Your goal
What number of lines in the entries hold the string "true"? Answer with it alone.
Entries provided section start
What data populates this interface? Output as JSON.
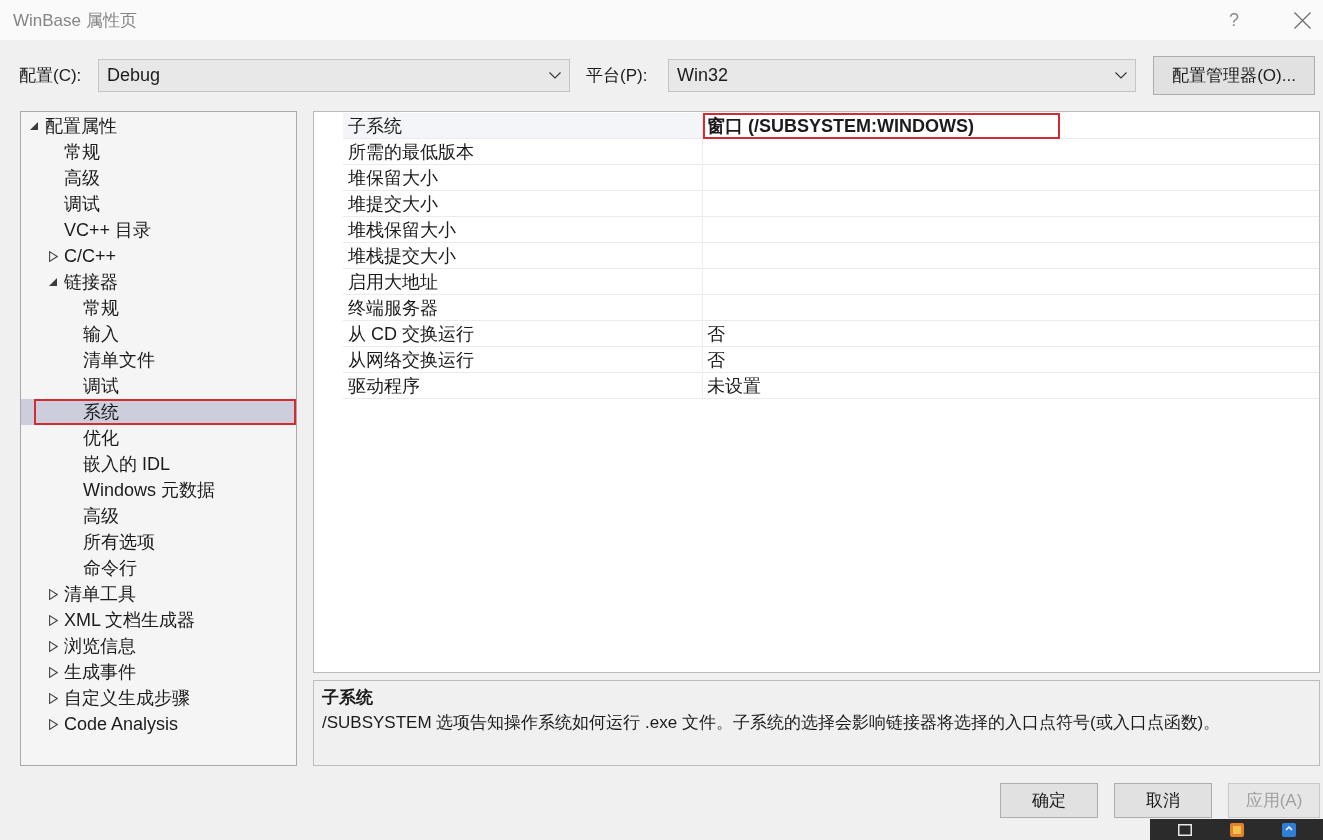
{
  "window": {
    "title": "WinBase 属性页",
    "help_button": "?"
  },
  "toolbar": {
    "configuration": {
      "label": "配置(C):",
      "value": "Debug"
    },
    "platform": {
      "label": "平台(P):",
      "value": "Win32"
    },
    "manager_button": "配置管理器(O)..."
  },
  "tree": [
    {
      "label": "配置属性",
      "kind": "node",
      "expanded": true,
      "selected": false,
      "children": [
        {
          "label": "常规",
          "kind": "leaf",
          "selected": false
        },
        {
          "label": "高级",
          "kind": "leaf",
          "selected": false
        },
        {
          "label": "调试",
          "kind": "leaf",
          "selected": false
        },
        {
          "label": "VC++ 目录",
          "kind": "leaf",
          "selected": false
        },
        {
          "label": "C/C++",
          "kind": "node",
          "expanded": false,
          "selected": false
        },
        {
          "label": "链接器",
          "kind": "node",
          "expanded": true,
          "selected": false,
          "children": [
            {
              "label": "常规",
              "kind": "leaf",
              "selected": false
            },
            {
              "label": "输入",
              "kind": "leaf",
              "selected": false
            },
            {
              "label": "清单文件",
              "kind": "leaf",
              "selected": false
            },
            {
              "label": "调试",
              "kind": "leaf",
              "selected": false
            },
            {
              "label": "系统",
              "kind": "leaf",
              "selected": true,
              "annotated": true
            },
            {
              "label": "优化",
              "kind": "leaf",
              "selected": false
            },
            {
              "label": "嵌入的 IDL",
              "kind": "leaf",
              "selected": false
            },
            {
              "label": "Windows 元数据",
              "kind": "leaf",
              "selected": false
            },
            {
              "label": "高级",
              "kind": "leaf",
              "selected": false
            },
            {
              "label": "所有选项",
              "kind": "leaf",
              "selected": false
            },
            {
              "label": "命令行",
              "kind": "leaf",
              "selected": false
            }
          ]
        },
        {
          "label": "清单工具",
          "kind": "node",
          "expanded": false,
          "selected": false
        },
        {
          "label": "XML 文档生成器",
          "kind": "node",
          "expanded": false,
          "selected": false
        },
        {
          "label": "浏览信息",
          "kind": "node",
          "expanded": false,
          "selected": false
        },
        {
          "label": "生成事件",
          "kind": "node",
          "expanded": false,
          "selected": false
        },
        {
          "label": "自定义生成步骤",
          "kind": "node",
          "expanded": false,
          "selected": false
        },
        {
          "label": "Code Analysis",
          "kind": "node",
          "expanded": false,
          "selected": false
        }
      ]
    }
  ],
  "properties": {
    "rows": [
      {
        "name": "子系统",
        "value": "窗口 (/SUBSYSTEM:WINDOWS)",
        "modified": true,
        "selected": true,
        "annotated": true
      },
      {
        "name": "所需的最低版本",
        "selected": false
      },
      {
        "name": "堆保留大小",
        "selected": false
      },
      {
        "name": "堆提交大小",
        "selected": false
      },
      {
        "name": "堆栈保留大小",
        "selected": false
      },
      {
        "name": "堆栈提交大小",
        "selected": false
      },
      {
        "name": "启用大地址",
        "selected": false
      },
      {
        "name": "终端服务器",
        "selected": false
      },
      {
        "name": "从 CD 交换运行",
        "value": "否",
        "modified": false,
        "selected": false
      },
      {
        "name": "从网络交换运行",
        "value": "否",
        "modified": false,
        "selected": false
      },
      {
        "name": "驱动程序",
        "value": "未设置",
        "modified": false,
        "selected": false
      }
    ]
  },
  "description": {
    "title": "子系统",
    "text": "/SUBSYSTEM 选项告知操作系统如何运行 .exe 文件。子系统的选择会影响链接器将选择的入口点符号(或入口点函数)。"
  },
  "buttons": [
    {
      "label": "确定",
      "disabled": false
    },
    {
      "label": "取消",
      "disabled": false
    },
    {
      "label": "应用(A)",
      "disabled": true
    }
  ]
}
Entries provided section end
Exercise output
8